Why did the Indian research institutions fail to make contributions in other areas while it did succeed in these three? In all the three areas, both the end user of research, the industry, and the producer of technology, the research institutions, worked together. Both had their contributions: if the process was developed in the CSIR laboratories, scaling up for manufacture was done by the industry. This is the vital gap that afflicts other sectors. If technology is available from a “collaborator,” the Indian industry gets the entire package – from the design to the assembly line. Instead, if you get the same technology from a lab, you get merely the design. Scaling it up to the production level is a different ball game. The labs do this very poorly. If the industry expects the laboratories to give them a completely packaged technology, this is doomed to failure. And it is this missing link – from design to production – that has lead to the research institutions contributions in other sectors being relatively poor.

The current paradigm of the neo-liberal economy is that the market will take care of everything including research. Well, the market does take care of research for little things, essentially small problems with current products and technologies.

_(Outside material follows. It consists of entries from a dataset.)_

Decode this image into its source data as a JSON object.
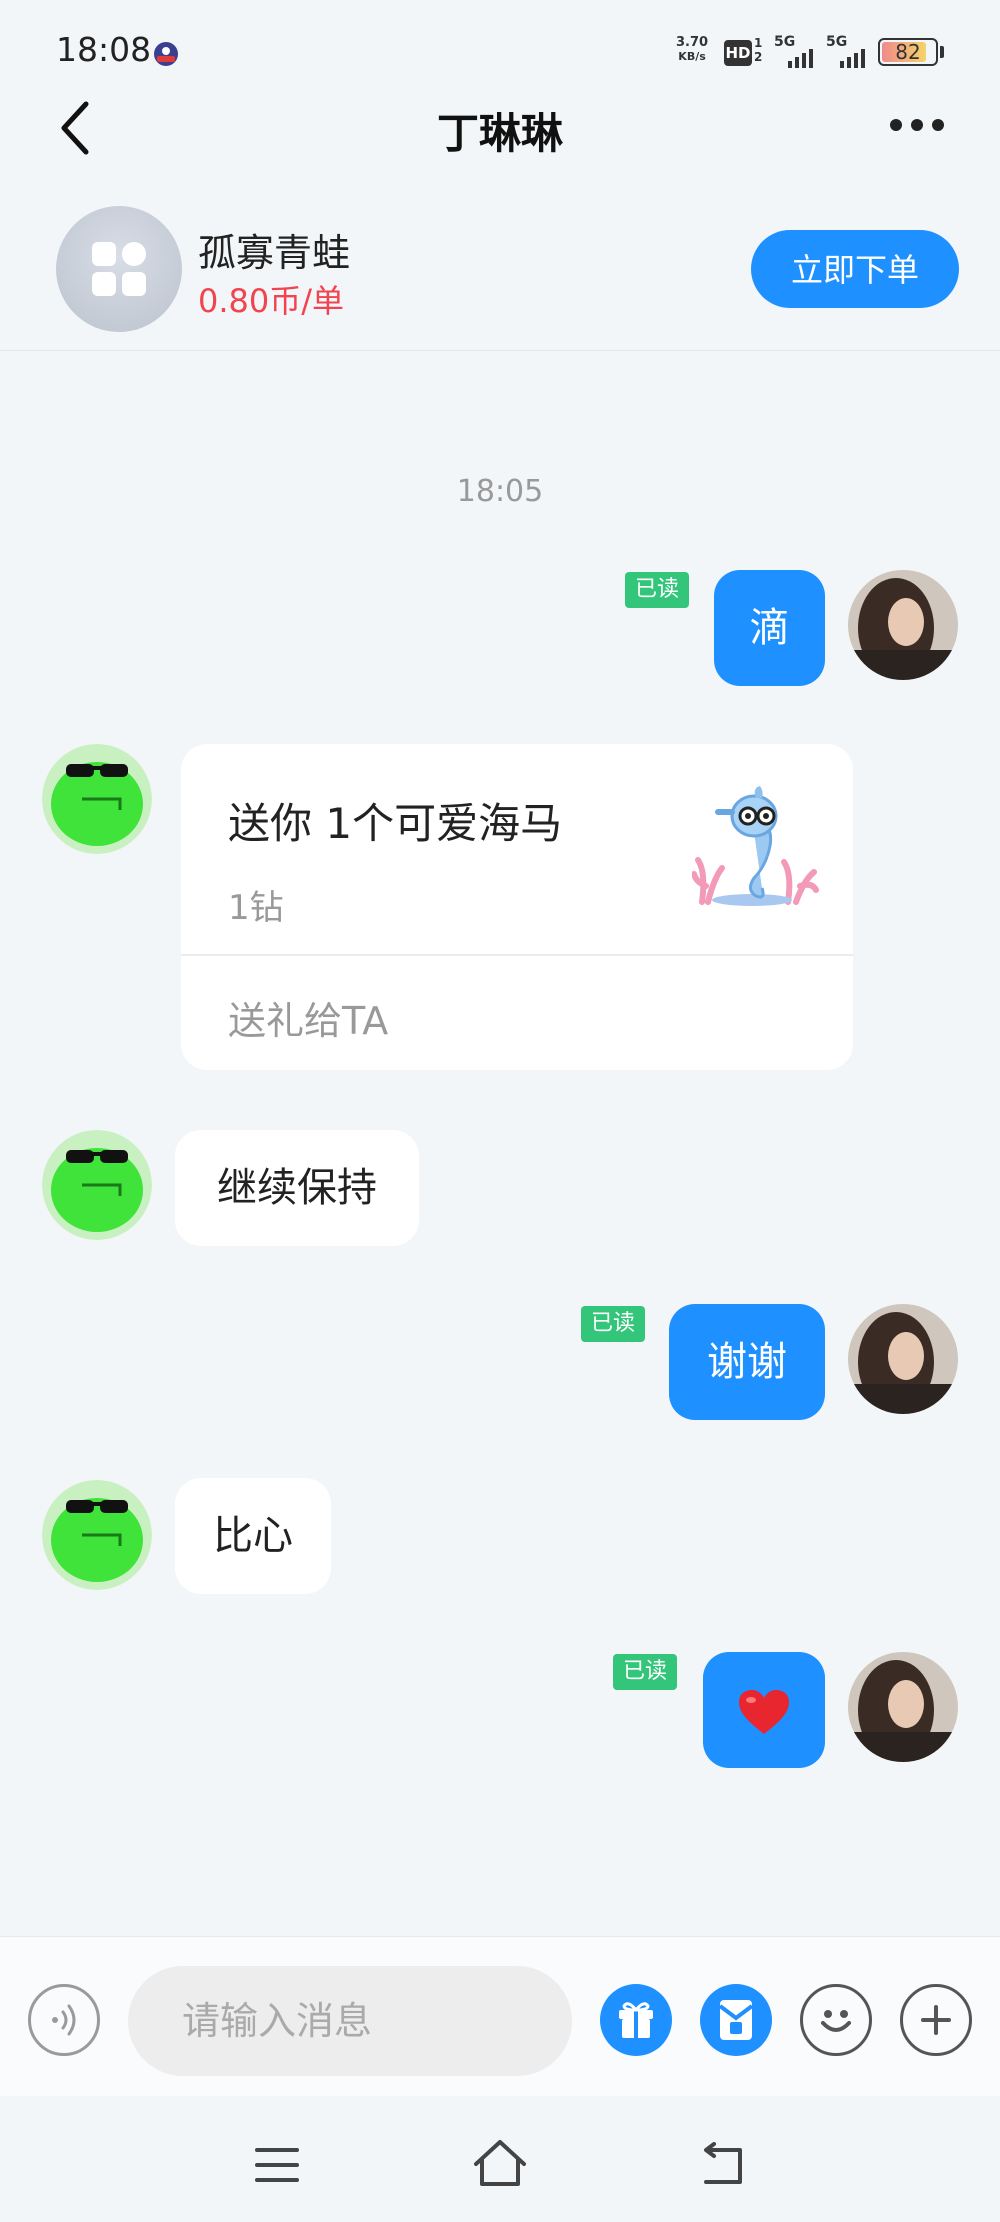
{
  "status_bar": {
    "time": "18:08",
    "net_speed_value": "3.70",
    "net_speed_unit": "KB/s",
    "hd": "HD",
    "sim_numbers": [
      "1",
      "2"
    ],
    "signal_labels": [
      "5G",
      "5G"
    ],
    "battery": "82"
  },
  "header": {
    "title": "丁琳琳"
  },
  "profile": {
    "name": "孤寡青蛙",
    "price": "0.80币/单",
    "order_button": "立即下单"
  },
  "chat": {
    "timestamp": "18:05",
    "read_label": "已读",
    "messages": [
      {
        "side": "right",
        "text": "滴",
        "read": true
      },
      {
        "side": "left",
        "type": "gift",
        "gift_title": "送你 1个可爱海马",
        "gift_price": "1钻",
        "gift_action": "送礼给TA"
      },
      {
        "side": "left",
        "text": "继续保持"
      },
      {
        "side": "right",
        "text": "谢谢",
        "read": true
      },
      {
        "side": "left",
        "text": "比心"
      },
      {
        "side": "right",
        "text": "❤️",
        "read": true
      }
    ]
  },
  "input_bar": {
    "placeholder": "请输入消息"
  },
  "colors": {
    "accent": "#1e90ff",
    "read_badge": "#33c67a",
    "price": "#f2444f",
    "background": "#f3f6f9"
  },
  "icons": {
    "back": "back-arrow-icon",
    "more": "more-dots-icon",
    "voice": "voice-icon",
    "gift": "gift-icon",
    "red_packet": "red-packet-icon",
    "emoji": "emoji-icon",
    "plus": "plus-icon",
    "nav_menu": "menu-icon",
    "nav_home": "home-icon",
    "nav_back": "nav-back-icon"
  }
}
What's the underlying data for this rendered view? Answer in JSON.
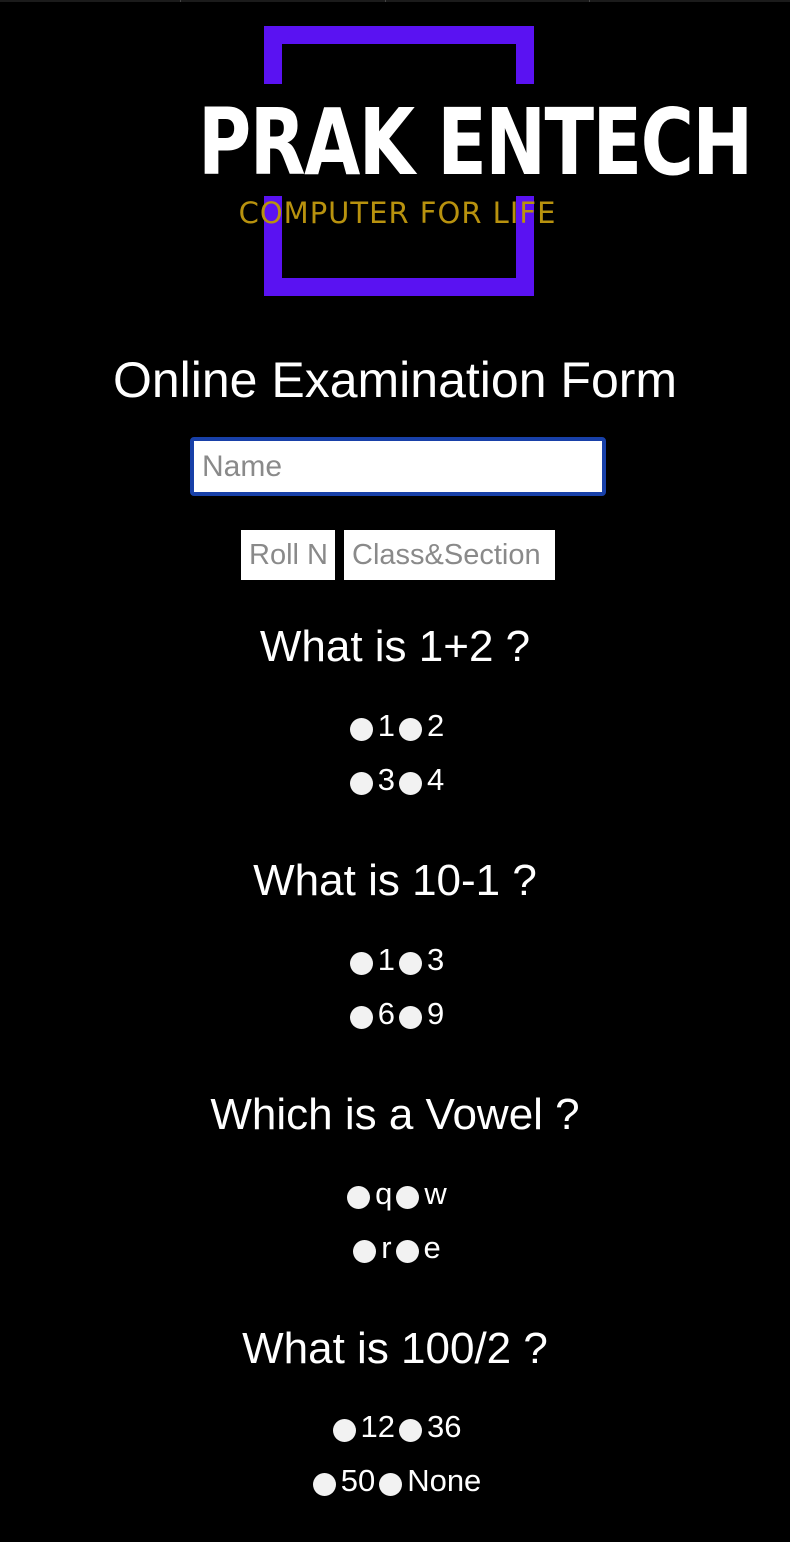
{
  "logo": {
    "title": "PRAK ENTECH",
    "tagline": "COMPUTER FOR LIFE",
    "frame_color": "#5a12f2",
    "tagline_color": "#b8920e"
  },
  "form": {
    "title": "Online Examination Form",
    "name_placeholder": "Name",
    "roll_placeholder": "Roll No",
    "class_placeholder": "Class&Section"
  },
  "questions": [
    {
      "title": "What is 1+2 ?",
      "options": [
        "1",
        "2",
        "3",
        "4"
      ]
    },
    {
      "title": "What is 10-1 ?",
      "options": [
        "1",
        "3",
        "6",
        "9"
      ]
    },
    {
      "title": "Which is a Vowel ?",
      "options": [
        "q",
        "w",
        "r",
        "e"
      ]
    },
    {
      "title": "What is 100/2 ?",
      "options": [
        "12",
        "36",
        "50",
        "None"
      ]
    }
  ]
}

What it cannot address is new technologies. The dominant industry players rejected the most ubiquitous of technologies of today – the personal computers and mobile phones – when they were first proposed. IBM felt that the idea that people would want to own personal computers was ridiculous. It is state funding of science and technology (and also philanthropic funding) for completely esoteric ideas that produced the next generation technologies.


What do we need to do in order to develop an innovative society? The most important element here is a state funded and well-developed R&D infrastructure including a university system that produces high quality science and technology students. The second is the realisation in the industry that it cannot treat the research institution like its collaborator of yesteryears. It must be itself a partner in technology development and develop the production system for the technology. The third is that the research institutions must understand that the source of research ideas is the everyday world of industry. This is where the ideas for research must originate, not from reading papers to produce another one for journals abroad. The real world produces great ideas, the world of journals only report them. Lastly, expecting the market to develop technology is waiting for Godot: markets fail when it comes to research.

Hiring out CSIR laboratories to MNCs — the Mashelkar paradigm — may help the CSIR generate some cash; in the long term it is helping MNCs develop their next generation of products for the global market. It will not help the Indian economy or the Indian industry, the primary purpose for which CSIR was set up.